PROVIDED DATA below:

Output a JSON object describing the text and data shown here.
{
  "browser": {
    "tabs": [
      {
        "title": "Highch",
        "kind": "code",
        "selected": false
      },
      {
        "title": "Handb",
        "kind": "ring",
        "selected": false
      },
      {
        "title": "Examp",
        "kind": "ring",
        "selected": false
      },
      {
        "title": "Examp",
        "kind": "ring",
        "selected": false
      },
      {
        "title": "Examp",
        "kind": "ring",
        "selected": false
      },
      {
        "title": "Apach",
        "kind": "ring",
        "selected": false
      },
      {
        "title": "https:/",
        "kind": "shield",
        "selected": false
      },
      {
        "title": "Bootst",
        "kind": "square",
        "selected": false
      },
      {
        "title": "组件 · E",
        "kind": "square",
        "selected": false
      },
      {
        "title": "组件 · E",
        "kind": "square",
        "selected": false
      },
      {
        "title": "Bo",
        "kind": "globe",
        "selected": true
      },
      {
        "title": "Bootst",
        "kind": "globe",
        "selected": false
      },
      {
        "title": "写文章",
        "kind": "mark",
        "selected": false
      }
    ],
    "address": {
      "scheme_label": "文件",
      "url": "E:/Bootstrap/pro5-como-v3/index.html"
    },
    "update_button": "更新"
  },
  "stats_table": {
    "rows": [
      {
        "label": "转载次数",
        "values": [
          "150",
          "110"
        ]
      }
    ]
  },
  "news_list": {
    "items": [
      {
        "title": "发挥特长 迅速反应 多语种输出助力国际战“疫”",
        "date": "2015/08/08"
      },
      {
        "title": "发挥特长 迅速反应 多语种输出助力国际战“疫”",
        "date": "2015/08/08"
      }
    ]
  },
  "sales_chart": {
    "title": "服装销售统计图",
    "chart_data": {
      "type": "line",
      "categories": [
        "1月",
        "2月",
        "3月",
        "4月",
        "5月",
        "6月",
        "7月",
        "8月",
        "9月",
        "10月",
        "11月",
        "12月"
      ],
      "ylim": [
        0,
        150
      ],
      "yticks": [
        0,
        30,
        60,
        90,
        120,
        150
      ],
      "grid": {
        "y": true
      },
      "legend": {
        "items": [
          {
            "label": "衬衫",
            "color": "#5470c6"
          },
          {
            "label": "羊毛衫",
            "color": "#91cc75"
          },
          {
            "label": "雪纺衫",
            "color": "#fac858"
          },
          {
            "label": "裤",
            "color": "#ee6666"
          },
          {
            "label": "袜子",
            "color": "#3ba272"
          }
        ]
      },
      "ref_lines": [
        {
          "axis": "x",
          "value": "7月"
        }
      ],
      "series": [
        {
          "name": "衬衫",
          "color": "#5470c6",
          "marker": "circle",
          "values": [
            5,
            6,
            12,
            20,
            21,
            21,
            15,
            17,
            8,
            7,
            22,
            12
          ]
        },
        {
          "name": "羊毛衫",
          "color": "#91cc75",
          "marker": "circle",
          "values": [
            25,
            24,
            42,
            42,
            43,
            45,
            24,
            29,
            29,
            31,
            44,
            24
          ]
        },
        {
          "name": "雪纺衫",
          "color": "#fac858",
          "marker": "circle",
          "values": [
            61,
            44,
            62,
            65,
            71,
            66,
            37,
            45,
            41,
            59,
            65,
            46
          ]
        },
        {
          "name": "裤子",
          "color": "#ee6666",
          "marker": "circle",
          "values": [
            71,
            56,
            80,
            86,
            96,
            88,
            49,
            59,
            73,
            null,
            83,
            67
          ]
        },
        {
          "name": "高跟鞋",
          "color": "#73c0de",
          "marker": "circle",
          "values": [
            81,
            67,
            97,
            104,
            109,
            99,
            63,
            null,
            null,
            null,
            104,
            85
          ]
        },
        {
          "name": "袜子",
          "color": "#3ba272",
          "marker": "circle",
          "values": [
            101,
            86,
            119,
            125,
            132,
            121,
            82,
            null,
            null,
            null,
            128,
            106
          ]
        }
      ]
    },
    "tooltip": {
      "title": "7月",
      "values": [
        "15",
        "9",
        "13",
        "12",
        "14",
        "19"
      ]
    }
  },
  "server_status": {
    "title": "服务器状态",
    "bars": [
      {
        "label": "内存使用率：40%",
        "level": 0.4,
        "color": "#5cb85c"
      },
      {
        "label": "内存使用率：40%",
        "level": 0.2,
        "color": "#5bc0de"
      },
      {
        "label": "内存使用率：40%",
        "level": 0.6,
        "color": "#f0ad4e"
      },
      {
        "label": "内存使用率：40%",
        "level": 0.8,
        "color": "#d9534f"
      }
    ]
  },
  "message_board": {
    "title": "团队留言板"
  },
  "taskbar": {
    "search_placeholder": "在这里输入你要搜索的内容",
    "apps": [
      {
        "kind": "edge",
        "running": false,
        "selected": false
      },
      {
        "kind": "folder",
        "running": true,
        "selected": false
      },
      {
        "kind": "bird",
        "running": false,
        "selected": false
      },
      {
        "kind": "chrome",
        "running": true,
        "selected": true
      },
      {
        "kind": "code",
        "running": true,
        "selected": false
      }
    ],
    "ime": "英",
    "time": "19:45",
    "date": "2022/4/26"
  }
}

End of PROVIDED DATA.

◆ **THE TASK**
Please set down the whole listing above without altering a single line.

◆ **YOUR SOLUTION**
Output a JSON object describing the text and data shown here.
{
  "browser": {
    "tabs": [
      {
        "title": "Highch",
        "kind": "code",
        "selected": false
      },
      {
        "title": "Handb",
        "kind": "ring",
        "selected": false
      },
      {
        "title": "Examp",
        "kind": "ring",
        "selected": false
      },
      {
        "title": "Examp",
        "kind": "ring",
        "selected": false
      },
      {
        "title": "Examp",
        "kind": "ring",
        "selected": false
      },
      {
        "title": "Apach",
        "kind": "ring",
        "selected": false
      },
      {
        "title": "https:/",
        "kind": "shield",
        "selected": false
      },
      {
        "title": "Bootst",
        "kind": "square",
        "selected": false
      },
      {
        "title": "组件 · E",
        "kind": "square",
        "selected": false
      },
      {
        "title": "组件 · E",
        "kind": "square",
        "selected": false
      },
      {
        "title": "Bo",
        "kind": "globe",
        "selected": true
      },
      {
        "title": "Bootst",
        "kind": "globe",
        "selected": false
      },
      {
        "title": "写文章",
        "kind": "mark",
        "selected": false
      }
    ],
    "address": {
      "scheme_label": "文件",
      "url": "E:/Bootstrap/pro5-como-v3/index.html"
    },
    "update_button": "更新"
  },
  "stats_table": {
    "rows": [
      {
        "label": "转载次数",
        "values": [
          "150",
          "110"
        ]
      }
    ]
  },
  "news_list": {
    "items": [
      {
        "title": "发挥特长 迅速反应 多语种输出助力国际战“疫”",
        "date": "2015/08/08"
      },
      {
        "title": "发挥特长 迅速反应 多语种输出助力国际战“疫”",
        "date": "2015/08/08"
      }
    ]
  },
  "sales_chart": {
    "title": "服装销售统计图",
    "chart_data": {
      "type": "line",
      "categories": [
        "1月",
        "2月",
        "3月",
        "4月",
        "5月",
        "6月",
        "7月",
        "8月",
        "9月",
        "10月",
        "11月",
        "12月"
      ],
      "ylim": [
        0,
        150
      ],
      "yticks": [
        0,
        30,
        60,
        90,
        120,
        150
      ],
      "grid": {
        "y": true
      },
      "legend": {
        "items": [
          {
            "label": "衬衫",
            "color": "#5470c6"
          },
          {
            "label": "羊毛衫",
            "color": "#91cc75"
          },
          {
            "label": "雪纺衫",
            "color": "#fac858"
          },
          {
            "label": "裤",
            "color": "#ee6666"
          },
          {
            "label": "袜子",
            "color": "#3ba272"
          }
        ]
      },
      "ref_lines": [
        {
          "axis": "x",
          "value": "7月"
        }
      ],
      "series": [
        {
          "name": "衬衫",
          "color": "#5470c6",
          "marker": "circle",
          "values": [
            5,
            6,
            12,
            20,
            21,
            21,
            15,
            17,
            8,
            7,
            22,
            12
          ]
        },
        {
          "name": "羊毛衫",
          "color": "#91cc75",
          "marker": "circle",
          "values": [
            25,
            24,
            42,
            42,
            43,
            45,
            24,
            29,
            29,
            31,
            44,
            24
          ]
        },
        {
          "name": "雪纺衫",
          "color": "#fac858",
          "marker": "circle",
          "values": [
            61,
            44,
            62,
            65,
            71,
            66,
            37,
            45,
            41,
            59,
            65,
            46
          ]
        },
        {
          "name": "裤子",
          "color": "#ee6666",
          "marker": "circle",
          "values": [
            71,
            56,
            80,
            86,
            96,
            88,
            49,
            59,
            73,
            null,
            83,
            67
          ]
        },
        {
          "name": "高跟鞋",
          "color": "#73c0de",
          "marker": "circle",
          "values": [
            81,
            67,
            97,
            104,
            109,
            99,
            63,
            null,
            null,
            null,
            104,
            85
          ]
        },
        {
          "name": "袜子",
          "color": "#3ba272",
          "marker": "circle",
          "values": [
            101,
            86,
            119,
            125,
            132,
            121,
            82,
            null,
            null,
            null,
            128,
            106
          ]
        }
      ]
    },
    "tooltip": {
      "title": "7月",
      "values": [
        "15",
        "9",
        "13",
        "12",
        "14",
        "19"
      ]
    }
  },
  "server_status": {
    "title": "服务器状态",
    "bars": [
      {
        "label": "内存使用率：40%",
        "level": 0.4,
        "color": "#5cb85c"
      },
      {
        "label": "内存使用率：40%",
        "level": 0.2,
        "color": "#5bc0de"
      },
      {
        "label": "内存使用率：40%",
        "level": 0.6,
        "color": "#f0ad4e"
      },
      {
        "label": "内存使用率：40%",
        "level": 0.8,
        "color": "#d9534f"
      }
    ]
  },
  "message_board": {
    "title": "团队留言板"
  },
  "taskbar": {
    "search_placeholder": "在这里输入你要搜索的内容",
    "apps": [
      {
        "kind": "edge",
        "running": false,
        "selected": false
      },
      {
        "kind": "folder",
        "running": true,
        "selected": false
      },
      {
        "kind": "bird",
        "running": false,
        "selected": false
      },
      {
        "kind": "chrome",
        "running": true,
        "selected": true
      },
      {
        "kind": "code",
        "running": true,
        "selected": false
      }
    ],
    "ime": "英",
    "time": "19:45",
    "date": "2022/4/26"
  }
}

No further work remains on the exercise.